History of Calabasas
The city of Calabasas was incorporated on April 5, 1991, when Calabasas had one municipal property. Today the city owns or operates an array of thirteen properties, including several parks and recreation facilities, along with the Calabasas Civic Center, site of City Hall, the Municipal Library and Senior Center.
CENTURIES AGO, the Chumash Indians led a peaceful existence amidst the rolling hills of Calabasas. Spanish explorers were the first Europeans to arrive in the area. In 1770, an expedition headed by Gaspar de Portola crossed through Calabasas on its return southward to Mexico after venturing into Northern California. In 1776, another party of explorers led by Juan Bautista de Anza camped in Calabasas on their way northward from Mexico.
The earliest surviving written reference to Calabasas in a geographical context appears in a document found at the San Fernando Mission, dated August 19, 1795. Some legends suggest that the name Calabasas is derived from calabazas, the Spanish word for pumpkins or gourds—a tribute to the pumpkin patches that reputedly dotted the area long ago. Other sources contend that Calabasas comes from a Native American term meaning, “where the wild geese fly.”
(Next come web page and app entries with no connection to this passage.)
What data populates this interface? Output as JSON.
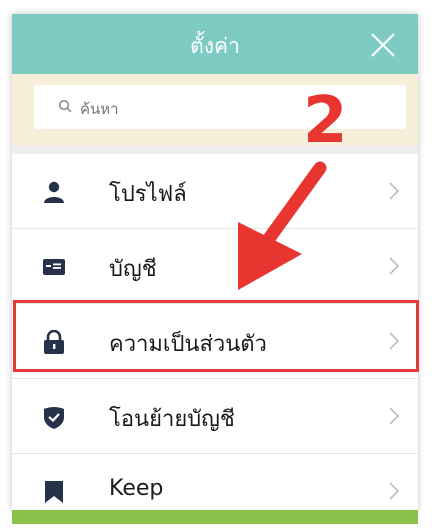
{
  "header": {
    "title": "ตั้งค่า",
    "close_icon": "close-icon"
  },
  "search": {
    "placeholder": "ค้นหา",
    "icon": "search-icon"
  },
  "menu": {
    "items": [
      {
        "label": "โปรไฟล์",
        "icon": "person-icon"
      },
      {
        "label": "บัญชี",
        "icon": "id-card-icon"
      },
      {
        "label": "ความเป็นส่วนตัว",
        "icon": "lock-icon"
      },
      {
        "label": "โอนย้ายบัญชี",
        "icon": "shield-check-icon"
      },
      {
        "label": "Keep",
        "icon": "bookmark-icon"
      }
    ]
  },
  "annotation": {
    "step_number": "2",
    "highlight_color": "#e53a3a"
  },
  "colors": {
    "header": "#7ecbc4",
    "search_area": "#f7efd9",
    "icon": "#26324a",
    "accent_green": "#8bc34a"
  }
}
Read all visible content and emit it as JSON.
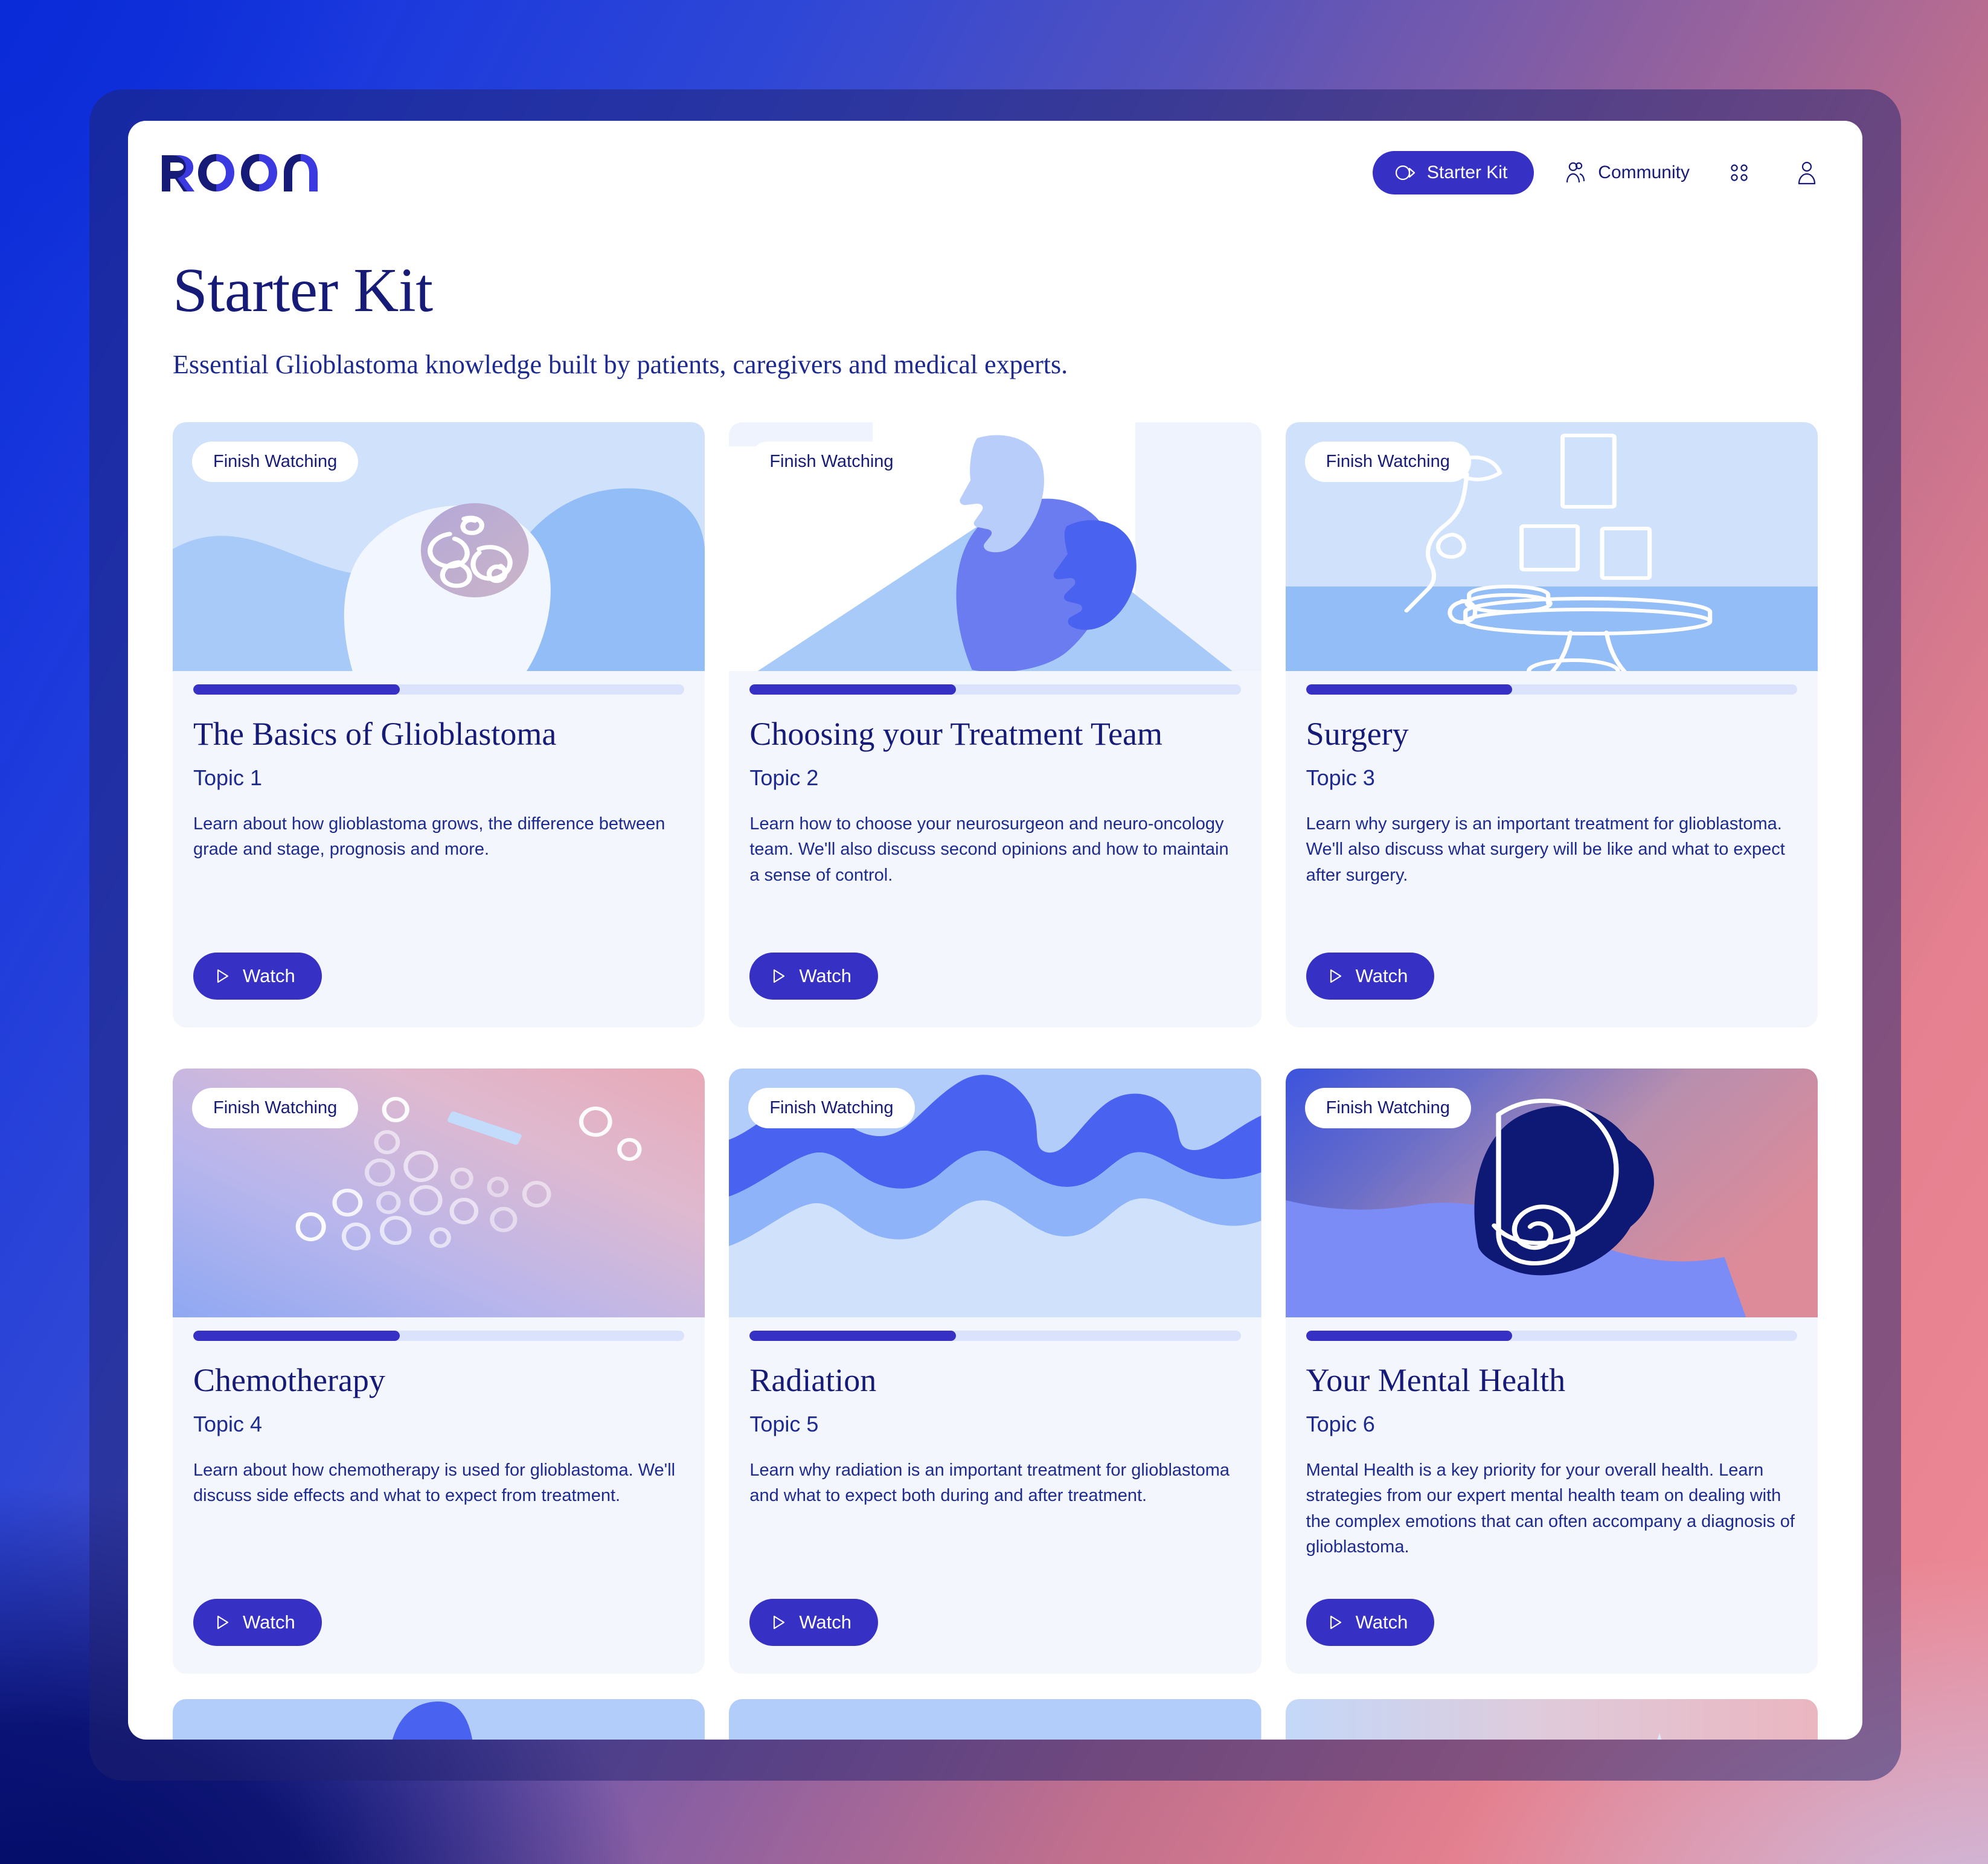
{
  "brand": {
    "name": "ROON",
    "logo_colors": {
      "dark": "#161b78",
      "light": "#3b3ae0"
    }
  },
  "header": {
    "starter_kit_button": {
      "label": "Starter Kit",
      "icon": "video-camera-icon"
    },
    "community_link": {
      "label": "Community",
      "icon": "people-icon"
    },
    "apps_button": {
      "icon": "grid-dots-icon"
    },
    "profile_button": {
      "icon": "user-avatar-icon"
    },
    "accent_color": "#3730c4"
  },
  "page": {
    "title": "Starter Kit",
    "subtitle": "Essential Glioblastoma knowledge built by patients, caregivers and medical experts.",
    "title_color": "#161b78"
  },
  "labels": {
    "finish_watching": "Finish Watching",
    "watch": "Watch"
  },
  "cards": [
    {
      "title": "The Basics of Glioblastoma",
      "topic": "Topic 1",
      "description": "Learn about how glioblastoma grows, the difference between grade and stage, prognosis and more.",
      "badge": "Finish Watching",
      "watch_label": "Watch",
      "progress_percent": 42,
      "thumb": "head-with-brain-illustration"
    },
    {
      "title": "Choosing your Treatment Team",
      "topic": "Topic 2",
      "description": "Learn how to choose your neurosurgeon and neuro-oncology team. We'll also discuss second opinions and how to maintain a sense of control.",
      "badge": "Finish Watching",
      "watch_label": "Watch",
      "progress_percent": 42,
      "thumb": "three-heads-illustration"
    },
    {
      "title": "Surgery",
      "topic": "Topic 3",
      "description": "Learn why surgery is an important treatment for glioblastoma. We'll also discuss what surgery will be like and what to expect after surgery.",
      "badge": "Finish Watching",
      "watch_label": "Watch",
      "progress_percent": 42,
      "thumb": "operating-room-illustration"
    },
    {
      "title": "Chemotherapy",
      "topic": "Topic 4",
      "description": "Learn about how chemotherapy is used for glioblastoma. We'll discuss side effects and what to expect from treatment.",
      "badge": "Finish Watching",
      "watch_label": "Watch",
      "progress_percent": 42,
      "thumb": "bubbles-gradient-illustration"
    },
    {
      "title": "Radiation",
      "topic": "Topic 5",
      "description": "Learn why radiation is an important treatment for glioblastoma and what to expect both during and after treatment.",
      "badge": "Finish Watching",
      "watch_label": "Watch",
      "progress_percent": 42,
      "thumb": "blue-waves-illustration"
    },
    {
      "title": "Your Mental Health",
      "topic": "Topic 6",
      "description": "Mental Health is a key priority for your overall health. Learn strategies from our expert mental health team on dealing with the complex emotions that can often accompany a diagnosis of glioblastoma.",
      "badge": "Finish Watching",
      "watch_label": "Watch",
      "progress_percent": 42,
      "thumb": "spiral-head-illustration"
    }
  ],
  "colors": {
    "accent": "#3730c4",
    "navy": "#161b78",
    "card_bg": "#f4f6fe",
    "progress_track": "#dbe2fb",
    "thumb_light_blue": "#cfe1fb",
    "thumb_mid_blue": "#93bdf7",
    "thumb_periwinkle": "#6b7cf0",
    "thumb_bright_blue": "#4a62f0",
    "thumb_dark_navy": "#0e1875",
    "thumb_pink": "#e8a9b6"
  }
}
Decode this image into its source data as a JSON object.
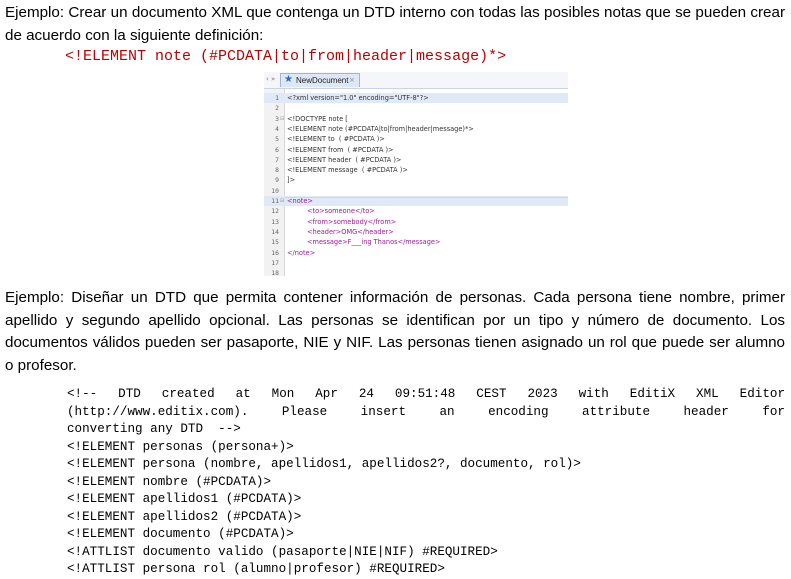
{
  "paragraph1": "Ejemplo: Crear un documento XML que contenga un DTD interno con todas las posibles notas que se pueden crear de acuerdo con la siguiente definición:",
  "dtd_definition": "<!ELEMENT note (#PCDATA|to|from|header|message)*>",
  "editor": {
    "tab_label": "NewDocument",
    "lines": [
      {
        "num": "1",
        "text": "<?xml version=\"1.0\" encoding=\"UTF-8\"?>"
      },
      {
        "num": "2",
        "text": ""
      },
      {
        "num": "3",
        "text": "<!DOCTYPE note ["
      },
      {
        "num": "4",
        "text": "<!ELEMENT note (#PCDATA|to|from|header|message)*>"
      },
      {
        "num": "5",
        "text": "<!ELEMENT to  ( #PCDATA )>"
      },
      {
        "num": "6",
        "text": "<!ELEMENT from  ( #PCDATA )>"
      },
      {
        "num": "7",
        "text": "<!ELEMENT header  ( #PCDATA )>"
      },
      {
        "num": "8",
        "text": "<!ELEMENT message  ( #PCDATA )>"
      },
      {
        "num": "9",
        "text": "]>"
      },
      {
        "num": "10",
        "text": ""
      },
      {
        "num": "11",
        "text": "<note>"
      },
      {
        "num": "12",
        "text": "<to>someone</to>"
      },
      {
        "num": "13",
        "text": "<from>somebody</from>"
      },
      {
        "num": "14",
        "text": "<header>OMG</header>"
      },
      {
        "num": "15",
        "text": "<message>F___ing Thanos</message>"
      },
      {
        "num": "16",
        "text": "</note>"
      },
      {
        "num": "17",
        "text": ""
      },
      {
        "num": "18",
        "text": ""
      }
    ]
  },
  "paragraph2": "Ejemplo: Diseñar un DTD que permita contener información de personas. Cada persona tiene nombre, primer apellido y segundo apellido opcional. Las personas se identifican por un tipo y número de documento. Los documentos válidos pueden ser pasaporte, NIE y NIF. Las personas tienen asignado un rol que puede ser alumno o profesor.",
  "code_block": {
    "comment_line1": "<!-- DTD created at Mon Apr 24 09:51:48 CEST 2023 with EditiX XML Editor",
    "comment_line2": "(http://www.editix.com). Please insert an encoding attribute header for",
    "comment_line3": "converting any DTD  -->",
    "lines": [
      "<!ELEMENT personas (persona+)>",
      "<!ELEMENT persona (nombre, apellidos1, apellidos2?, documento, rol)>",
      "<!ELEMENT nombre (#PCDATA)>",
      "<!ELEMENT apellidos1 (#PCDATA)>",
      "<!ELEMENT apellidos2 (#PCDATA)>",
      "<!ELEMENT documento (#PCDATA)>",
      "<!ATTLIST documento valido (pasaporte|NIE|NIF) #REQUIRED>",
      "<!ATTLIST persona rol (alumno|profesor) #REQUIRED>"
    ]
  },
  "colors": {
    "dtd_definition": "#c00000",
    "xml_tag": "#a0189e",
    "xml_attr": "#b8450e",
    "xml_value": "#1d3fd0",
    "editor_highlight": "#dfe9f7"
  }
}
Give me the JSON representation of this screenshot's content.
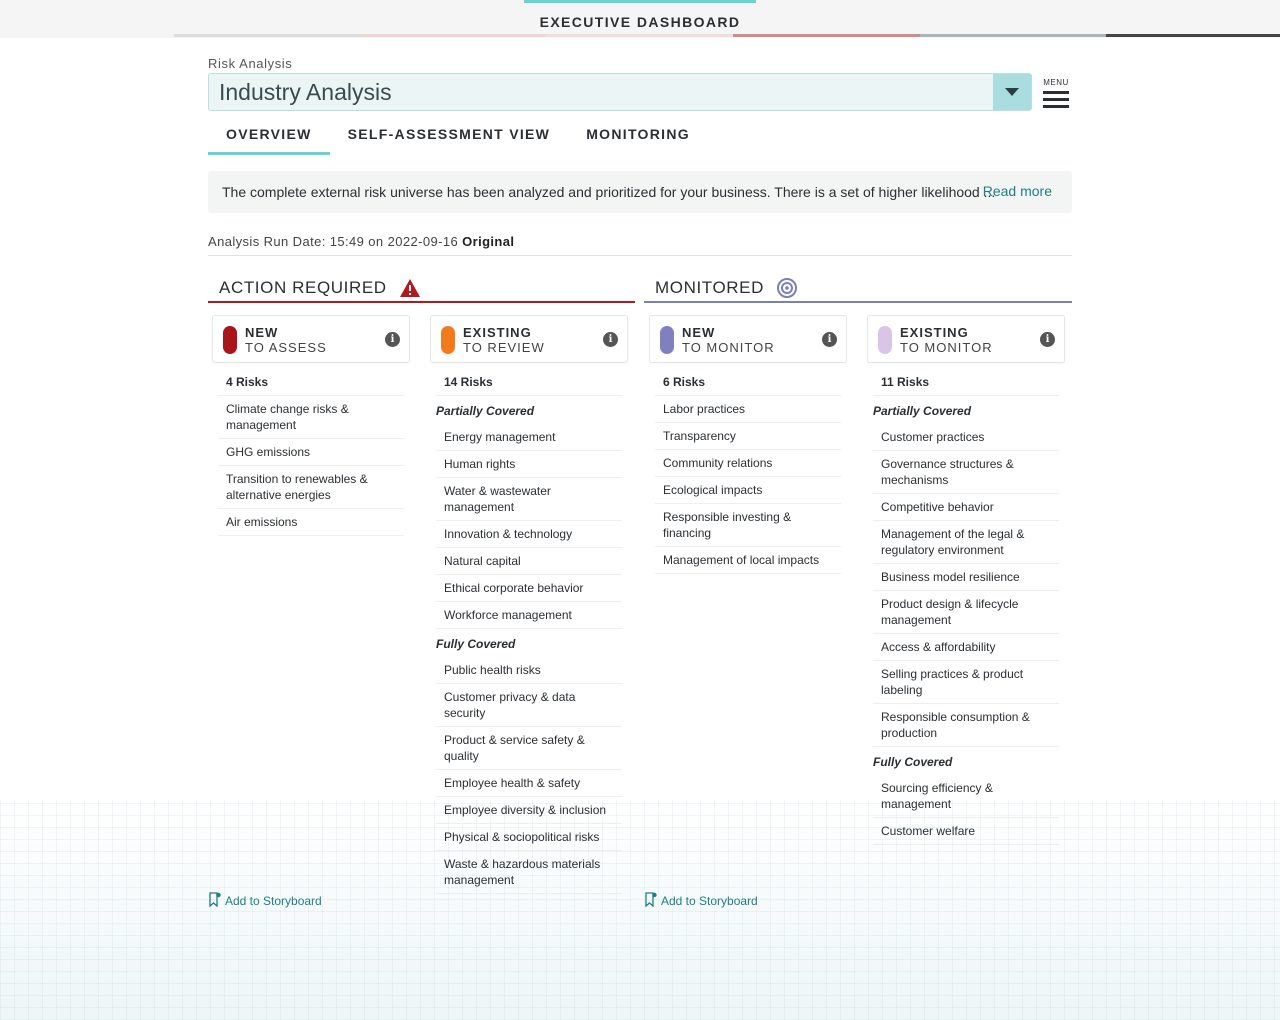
{
  "header": {
    "title": "EXECUTIVE DASHBOARD"
  },
  "breadcrumb": "Risk Analysis",
  "selector": {
    "value": "Industry Analysis"
  },
  "menu": {
    "label": "MENU"
  },
  "tabs": [
    {
      "label": "OVERVIEW",
      "active": true
    },
    {
      "label": "SELF-ASSESSMENT VIEW",
      "active": false
    },
    {
      "label": "MONITORING",
      "active": false
    }
  ],
  "summary": {
    "text": "The complete external risk universe has been analyzed and prioritized for your business. There is a set of higher likelihood ...",
    "read_more": "Read more"
  },
  "run_date": {
    "prefix": "Analysis Run Date: 15:49 on 2022-09-16",
    "status": "Original"
  },
  "sections": {
    "action": {
      "title": "ACTION REQUIRED",
      "color": "#b3181e"
    },
    "monitored": {
      "title": "MONITORED",
      "color": "#7d7fb8"
    }
  },
  "columns": [
    {
      "line1": "NEW",
      "line2": "TO ASSESS",
      "color": "#a8141a",
      "count": "4 Risks",
      "groups": [
        {
          "title": "",
          "items": [
            "Climate change risks & management",
            "GHG emissions",
            "Transition to renewables & alternative energies",
            "Air emissions"
          ]
        }
      ]
    },
    {
      "line1": "EXISTING",
      "line2": "TO REVIEW",
      "color": "#f17a1b",
      "count": "14 Risks",
      "groups": [
        {
          "title": "Partially Covered",
          "items": [
            "Energy management",
            "Human rights",
            "Water & wastewater management",
            "Innovation & technology",
            "Natural capital",
            "Ethical corporate behavior",
            "Workforce management"
          ]
        },
        {
          "title": "Fully Covered",
          "items": [
            "Public health risks",
            "Customer privacy & data security",
            "Product & service safety & quality",
            "Employee health & safety",
            "Employee diversity & inclusion",
            "Physical & sociopolitical risks",
            "Waste & hazardous materials management"
          ]
        }
      ]
    },
    {
      "line1": "NEW",
      "line2": "TO MONITOR",
      "color": "#8080bf",
      "count": "6 Risks",
      "groups": [
        {
          "title": "",
          "items": [
            "Labor practices",
            "Transparency",
            "Community relations",
            "Ecological impacts",
            "Responsible investing & financing",
            "Management of local impacts"
          ]
        }
      ]
    },
    {
      "line1": "EXISTING",
      "line2": "TO MONITOR",
      "color": "#d9c6e6",
      "count": "11 Risks",
      "groups": [
        {
          "title": "Partially Covered",
          "items": [
            "Customer practices",
            "Governance structures & mechanisms",
            "Competitive behavior",
            "Management of the legal & regulatory environment",
            "Business model resilience",
            "Product design & lifecycle management",
            "Access & affordability",
            "Selling practices & product labeling",
            "Responsible consumption & production"
          ]
        },
        {
          "title": "Fully Covered",
          "items": [
            "Sourcing efficiency & management",
            "Customer welfare"
          ]
        }
      ]
    }
  ],
  "storyboard": {
    "label": "Add to Storyboard"
  }
}
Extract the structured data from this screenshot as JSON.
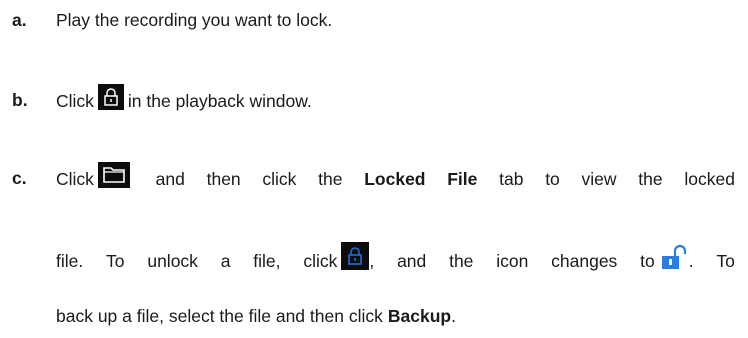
{
  "steps": [
    {
      "marker": "a.",
      "text": "Play the recording you want to lock."
    },
    {
      "marker": "b.",
      "before": "Click",
      "icon": "lock-icon",
      "after": "in the playback window."
    },
    {
      "marker": "c.",
      "line1_before": "Click",
      "line1_icon": "folder-icon",
      "line1_words_a": [
        "and",
        "then",
        "click",
        "the"
      ],
      "line1_bold": [
        "Locked",
        "File"
      ],
      "line1_words_b": [
        "tab",
        "to",
        "view",
        "the",
        "locked"
      ],
      "line2_words_a": [
        "file.",
        "To",
        "unlock",
        "a",
        "file,",
        "click"
      ],
      "line2_icon_a": "locked-lock-icon",
      "line2_words_b": [
        ",",
        "and",
        "the",
        "icon",
        "changes",
        "to"
      ],
      "line2_icon_b": "unlocked-lock-icon",
      "line2_words_c": [
        ".",
        "To"
      ],
      "line3_text": "back up a file, select the file and then click",
      "line3_bold": "Backup",
      "line3_end": "."
    }
  ],
  "colors": {
    "text": "#1a1a1a",
    "icon_bg": "#0c0c0c",
    "icon_blue": "#1e6fd9",
    "unlock_blue": "#2a7de1"
  }
}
Present-day Calabasas Road was once part of the historic El Camino Real (The King’s Highway), a pathway dating back to 1769 that linked Spanish settlements and missions up and down California. Bisecting Old Town Calabasas, this thoroughfare runs through the heart of the city today. Old Town has some of the region’s longest-surviving structures, the most prominent of which is the Leonis Adobe.
The Leonis Adobe stands frozen in time, a rustic reminder of a bygone era. It once served as a seat of a much larger parcel, Rancho El Escorpion, which covered around 1,100 acres of land in the southwest San Fernando Valley. The adobe was originally built c. 1844 and after passing through a series of owners was ultimately saved from demolition in the 1960s. It was then renovated, dedicated to the public, and designated as a historic cultural monument. Calabasas remained a rural enclave well into the 20th Century, which a small population and limited interaction with outsiders. Tales both true and tall portray Calabasas as a rugged outpost of the American West, complete with an ominous hanging tree in the middle of town. All of this was to change as California entered a period of explosive growth. The first planned housing subdivision in Calabasas was Park Moderne, originally settled by artists, craftsmen, and writers. Dating from the 1920s, many of its original units are still intact and reflect some of the most intriguing residential architecture in California. The topography in and around Calabasas is breathtaking; as testament to this fact, it has been a favorite location for filming motion pictures since the early 20th Century.
To date, 43 percent of the land within Calabasas is protected open space, a figure that dwarfs most other cities in the area. Perpetual preservation of open space and resources, along with severe restrictions on future development, as specifically enshrined in the Calabasas Municipal Code.
The legend of the hangman’s tree implied that just outside the jail was a white oak tree used for hangings. Although no one was recorded as being hanged, the tree was an icon, even when the gas company came to Calabasas and ran its pipeline through the roots and killed it. Later, Calabasas was part of the route to truck a Rocketdyne rocket engine overland to its test site. The large engine could not fit between the gas station pumps and hangman’s tree on Calabasas Road, so the dead tree was removed. The remaining portion of the dead tree was installed in concrete outside the Sagebrush Cantina, where it eventually rotted. The tree was then removed and relocated nearby and lies there today. The Calabasas Chamber of Commerce incorporated the hangman’s tree as an icon for their newsletter publication, Noose Notes. Local complaints about the title reference resulted in a name change.